Apart from the pictures, write out the records that follow exactly.

[Opening Records to process section]

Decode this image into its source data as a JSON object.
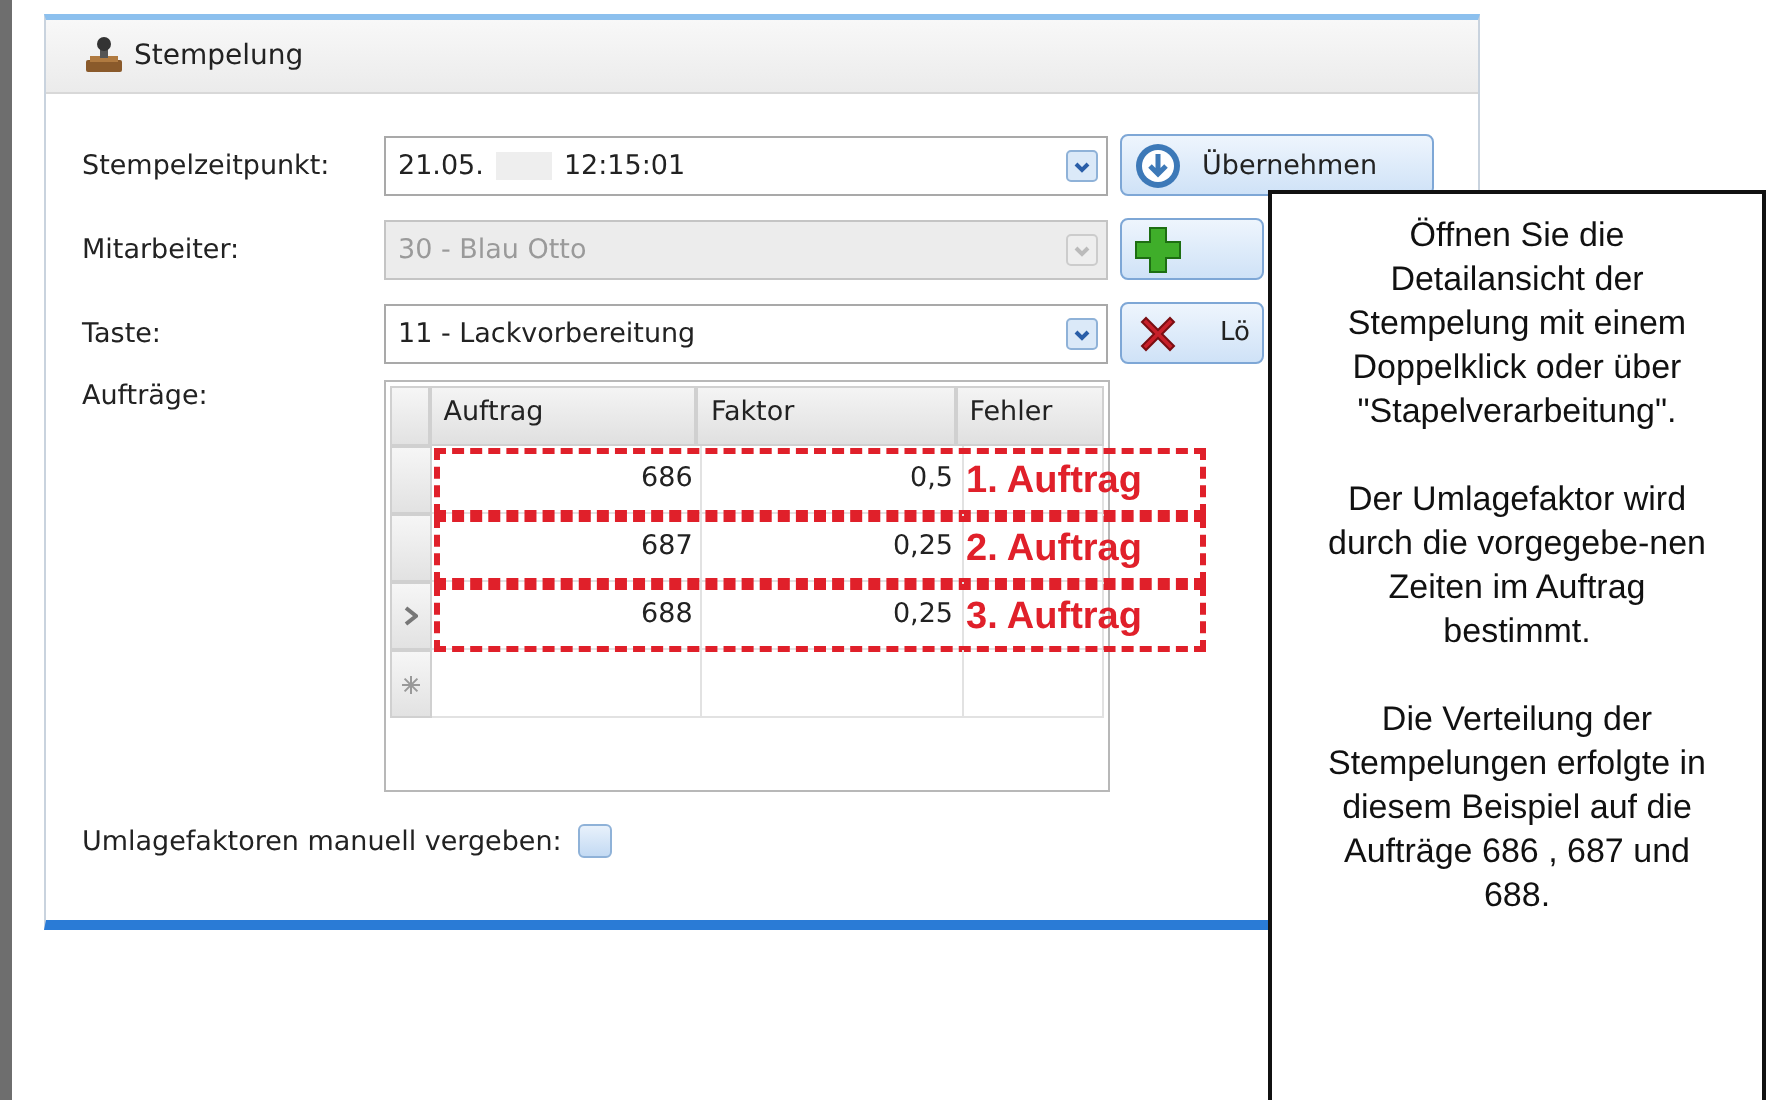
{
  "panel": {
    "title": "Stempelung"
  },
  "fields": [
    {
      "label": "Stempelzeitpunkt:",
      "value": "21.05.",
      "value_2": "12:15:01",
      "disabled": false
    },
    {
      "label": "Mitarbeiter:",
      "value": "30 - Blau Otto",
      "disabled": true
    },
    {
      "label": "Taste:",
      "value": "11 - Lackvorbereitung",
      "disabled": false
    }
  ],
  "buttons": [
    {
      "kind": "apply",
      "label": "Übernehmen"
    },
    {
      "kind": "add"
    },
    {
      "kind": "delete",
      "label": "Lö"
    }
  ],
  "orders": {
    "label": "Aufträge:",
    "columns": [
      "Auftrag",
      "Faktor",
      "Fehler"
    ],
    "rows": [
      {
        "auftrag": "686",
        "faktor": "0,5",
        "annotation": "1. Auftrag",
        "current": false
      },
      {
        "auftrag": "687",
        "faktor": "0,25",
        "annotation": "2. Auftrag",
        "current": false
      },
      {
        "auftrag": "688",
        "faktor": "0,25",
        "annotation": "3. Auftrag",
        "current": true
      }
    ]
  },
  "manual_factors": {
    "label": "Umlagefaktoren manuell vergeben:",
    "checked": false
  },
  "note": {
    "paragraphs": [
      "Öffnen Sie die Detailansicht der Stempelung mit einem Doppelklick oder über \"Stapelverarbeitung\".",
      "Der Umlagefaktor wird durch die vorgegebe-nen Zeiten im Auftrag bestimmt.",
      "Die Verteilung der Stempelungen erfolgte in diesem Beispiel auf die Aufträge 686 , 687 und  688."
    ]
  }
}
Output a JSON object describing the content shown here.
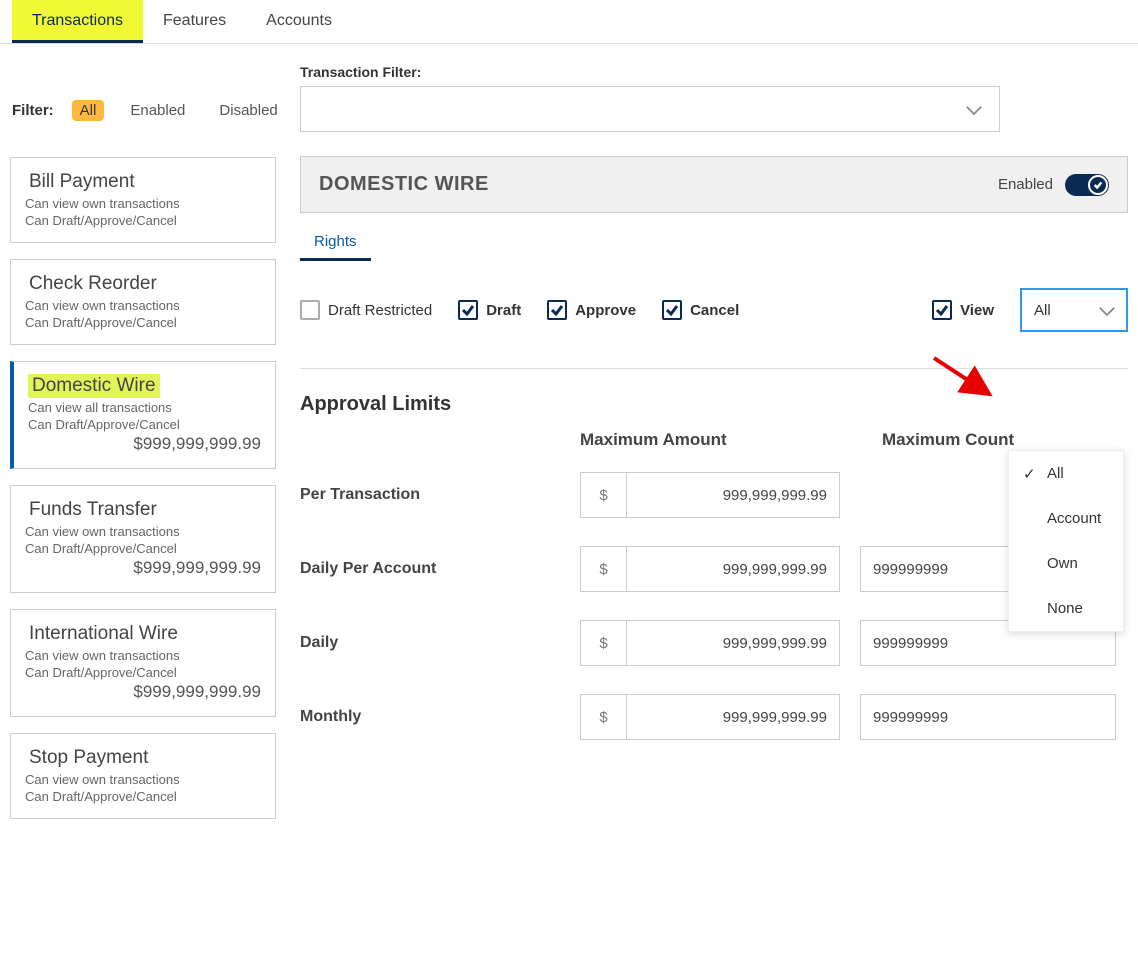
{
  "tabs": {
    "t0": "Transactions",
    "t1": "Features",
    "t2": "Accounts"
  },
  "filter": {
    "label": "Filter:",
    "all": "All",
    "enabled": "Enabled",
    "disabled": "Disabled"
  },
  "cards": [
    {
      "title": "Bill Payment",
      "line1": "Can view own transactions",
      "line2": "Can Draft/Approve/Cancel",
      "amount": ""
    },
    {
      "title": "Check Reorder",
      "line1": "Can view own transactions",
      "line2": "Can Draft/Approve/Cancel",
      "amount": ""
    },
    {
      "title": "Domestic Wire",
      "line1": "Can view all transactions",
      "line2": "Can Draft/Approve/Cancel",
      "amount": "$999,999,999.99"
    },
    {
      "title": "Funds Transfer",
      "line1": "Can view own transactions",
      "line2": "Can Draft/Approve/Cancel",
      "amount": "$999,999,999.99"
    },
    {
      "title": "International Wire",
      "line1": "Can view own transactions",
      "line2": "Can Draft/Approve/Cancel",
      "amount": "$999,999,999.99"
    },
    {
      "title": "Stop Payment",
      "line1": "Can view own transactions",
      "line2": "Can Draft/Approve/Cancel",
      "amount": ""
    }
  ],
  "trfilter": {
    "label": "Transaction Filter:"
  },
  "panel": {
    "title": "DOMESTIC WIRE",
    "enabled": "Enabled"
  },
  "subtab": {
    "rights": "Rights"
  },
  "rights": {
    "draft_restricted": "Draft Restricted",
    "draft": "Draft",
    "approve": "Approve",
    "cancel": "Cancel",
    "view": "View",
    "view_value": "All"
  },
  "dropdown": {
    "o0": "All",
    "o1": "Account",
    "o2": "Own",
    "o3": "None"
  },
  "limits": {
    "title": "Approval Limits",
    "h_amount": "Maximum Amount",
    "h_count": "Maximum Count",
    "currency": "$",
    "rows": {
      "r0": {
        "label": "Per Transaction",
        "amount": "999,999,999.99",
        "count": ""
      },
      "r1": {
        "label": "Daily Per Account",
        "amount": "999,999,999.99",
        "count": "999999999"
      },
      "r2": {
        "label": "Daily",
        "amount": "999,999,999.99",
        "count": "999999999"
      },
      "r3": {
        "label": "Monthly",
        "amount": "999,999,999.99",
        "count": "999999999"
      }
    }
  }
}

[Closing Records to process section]

» **Answer for the task**:
Decode this image into its source data as a JSON object.
{
  "panel": {
    "title": "Stempelung"
  },
  "fields": [
    {
      "label": "Stempelzeitpunkt:",
      "value": "21.05.",
      "value_2": "12:15:01",
      "disabled": false
    },
    {
      "label": "Mitarbeiter:",
      "value": "30 - Blau Otto",
      "disabled": true
    },
    {
      "label": "Taste:",
      "value": "11 - Lackvorbereitung",
      "disabled": false
    }
  ],
  "buttons": [
    {
      "kind": "apply",
      "label": "Übernehmen"
    },
    {
      "kind": "add"
    },
    {
      "kind": "delete",
      "label": "Lö"
    }
  ],
  "orders": {
    "label": "Aufträge:",
    "columns": [
      "Auftrag",
      "Faktor",
      "Fehler"
    ],
    "rows": [
      {
        "auftrag": "686",
        "faktor": "0,5",
        "annotation": "1. Auftrag",
        "current": false
      },
      {
        "auftrag": "687",
        "faktor": "0,25",
        "annotation": "2. Auftrag",
        "current": false
      },
      {
        "auftrag": "688",
        "faktor": "0,25",
        "annotation": "3. Auftrag",
        "current": true
      }
    ]
  },
  "manual_factors": {
    "label": "Umlagefaktoren manuell vergeben:",
    "checked": false
  },
  "note": {
    "paragraphs": [
      "Öffnen Sie die Detailansicht der Stempelung mit einem Doppelklick oder über \"Stapelverarbeitung\".",
      "Der Umlagefaktor wird durch die vorgegebe-nen Zeiten im Auftrag bestimmt.",
      "Die Verteilung der Stempelungen erfolgte in diesem Beispiel auf die Aufträge 686 , 687 und  688."
    ]
  }
}
Output a JSON object describing the content shown here.
{
  "tabs": {
    "t0": "Transactions",
    "t1": "Features",
    "t2": "Accounts"
  },
  "filter": {
    "label": "Filter:",
    "all": "All",
    "enabled": "Enabled",
    "disabled": "Disabled"
  },
  "cards": [
    {
      "title": "Bill Payment",
      "line1": "Can view own transactions",
      "line2": "Can Draft/Approve/Cancel",
      "amount": ""
    },
    {
      "title": "Check Reorder",
      "line1": "Can view own transactions",
      "line2": "Can Draft/Approve/Cancel",
      "amount": ""
    },
    {
      "title": "Domestic Wire",
      "line1": "Can view all transactions",
      "line2": "Can Draft/Approve/Cancel",
      "amount": "$999,999,999.99"
    },
    {
      "title": "Funds Transfer",
      "line1": "Can view own transactions",
      "line2": "Can Draft/Approve/Cancel",
      "amount": "$999,999,999.99"
    },
    {
      "title": "International Wire",
      "line1": "Can view own transactions",
      "line2": "Can Draft/Approve/Cancel",
      "amount": "$999,999,999.99"
    },
    {
      "title": "Stop Payment",
      "line1": "Can view own transactions",
      "line2": "Can Draft/Approve/Cancel",
      "amount": ""
    }
  ],
  "trfilter": {
    "label": "Transaction Filter:"
  },
  "panel": {
    "title": "DOMESTIC WIRE",
    "enabled": "Enabled"
  },
  "subtab": {
    "rights": "Rights"
  },
  "rights": {
    "draft_restricted": "Draft Restricted",
    "draft": "Draft",
    "approve": "Approve",
    "cancel": "Cancel",
    "view": "View",
    "view_value": "All"
  },
  "dropdown": {
    "o0": "All",
    "o1": "Account",
    "o2": "Own",
    "o3": "None"
  },
  "limits": {
    "title": "Approval Limits",
    "h_amount": "Maximum Amount",
    "h_count": "Maximum Count",
    "currency": "$",
    "rows": {
      "r0": {
        "label": "Per Transaction",
        "amount": "999,999,999.99",
        "count": ""
      },
      "r1": {
        "label": "Daily Per Account",
        "amount": "999,999,999.99",
        "count": "999999999"
      },
      "r2": {
        "label": "Daily",
        "amount": "999,999,999.99",
        "count": "999999999"
      },
      "r3": {
        "label": "Monthly",
        "amount": "999,999,999.99",
        "count": "999999999"
      }
    }
  }
}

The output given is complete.